For Ginn, practice is about quality over quantity and does as much as he feels he can do.
But, he admitted that: “It’s a great era to start playing snooker but if you’re serious, you need to be dedicated to putting long hours in on the table. It’s also a great social game and it’s been proved to be helpful for children’s maths skills, coordination etc. “
He doesn’t think that it’ll change much though with most of the tournaments being up north!
Behind every aspiring star there’s a support network and although Mrs Ginn may not like him spendng so much time doing his snooker homework, she and the 3 kids are his support network and his coach, Nick Dart.
Ginn said: “Nick is more of a sports physiologist but also plays as well and I can honestly say, I don’t think I would’ve come as far as I feel I have, without him.”
His highest break is currently 122 in practice but in competitive play it’s around 75 – he wasn’t sure exactly.
Away from the game, he’s into cooking – rock-climbing and like top player Ronnie O’Sullivan enjoys his running.

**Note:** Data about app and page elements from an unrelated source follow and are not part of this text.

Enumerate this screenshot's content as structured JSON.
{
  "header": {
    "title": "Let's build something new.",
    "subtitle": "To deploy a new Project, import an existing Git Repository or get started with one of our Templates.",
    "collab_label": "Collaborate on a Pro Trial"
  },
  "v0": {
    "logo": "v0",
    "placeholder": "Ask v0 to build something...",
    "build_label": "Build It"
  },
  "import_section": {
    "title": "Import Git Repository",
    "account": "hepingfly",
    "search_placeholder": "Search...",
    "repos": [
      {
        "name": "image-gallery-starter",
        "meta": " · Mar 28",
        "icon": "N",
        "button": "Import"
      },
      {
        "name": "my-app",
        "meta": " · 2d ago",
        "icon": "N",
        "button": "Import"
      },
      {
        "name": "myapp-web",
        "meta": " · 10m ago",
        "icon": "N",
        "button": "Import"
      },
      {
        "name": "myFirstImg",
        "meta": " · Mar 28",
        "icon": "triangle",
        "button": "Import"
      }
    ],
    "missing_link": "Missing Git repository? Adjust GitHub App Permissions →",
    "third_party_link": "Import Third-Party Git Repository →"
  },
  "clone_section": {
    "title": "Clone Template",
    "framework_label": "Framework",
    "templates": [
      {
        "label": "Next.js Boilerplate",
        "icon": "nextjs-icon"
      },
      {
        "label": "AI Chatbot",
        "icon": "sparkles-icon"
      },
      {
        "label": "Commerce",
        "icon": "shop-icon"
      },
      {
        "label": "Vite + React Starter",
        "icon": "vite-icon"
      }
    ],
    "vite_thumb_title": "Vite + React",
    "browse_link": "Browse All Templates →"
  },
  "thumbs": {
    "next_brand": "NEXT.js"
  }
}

It’s a mountain to climb to reach the top in any sport, but if you believe in yourself, train hard, then the sky is the limit.
SnookerZone wishes Billy well in his career and thanks him for his time talking to us.
Are you an amateur on either the WLBS, WDBS, EASB, or any other amateur tour and would like to tell SnookerZone what you’re up to? Then email email@example.com.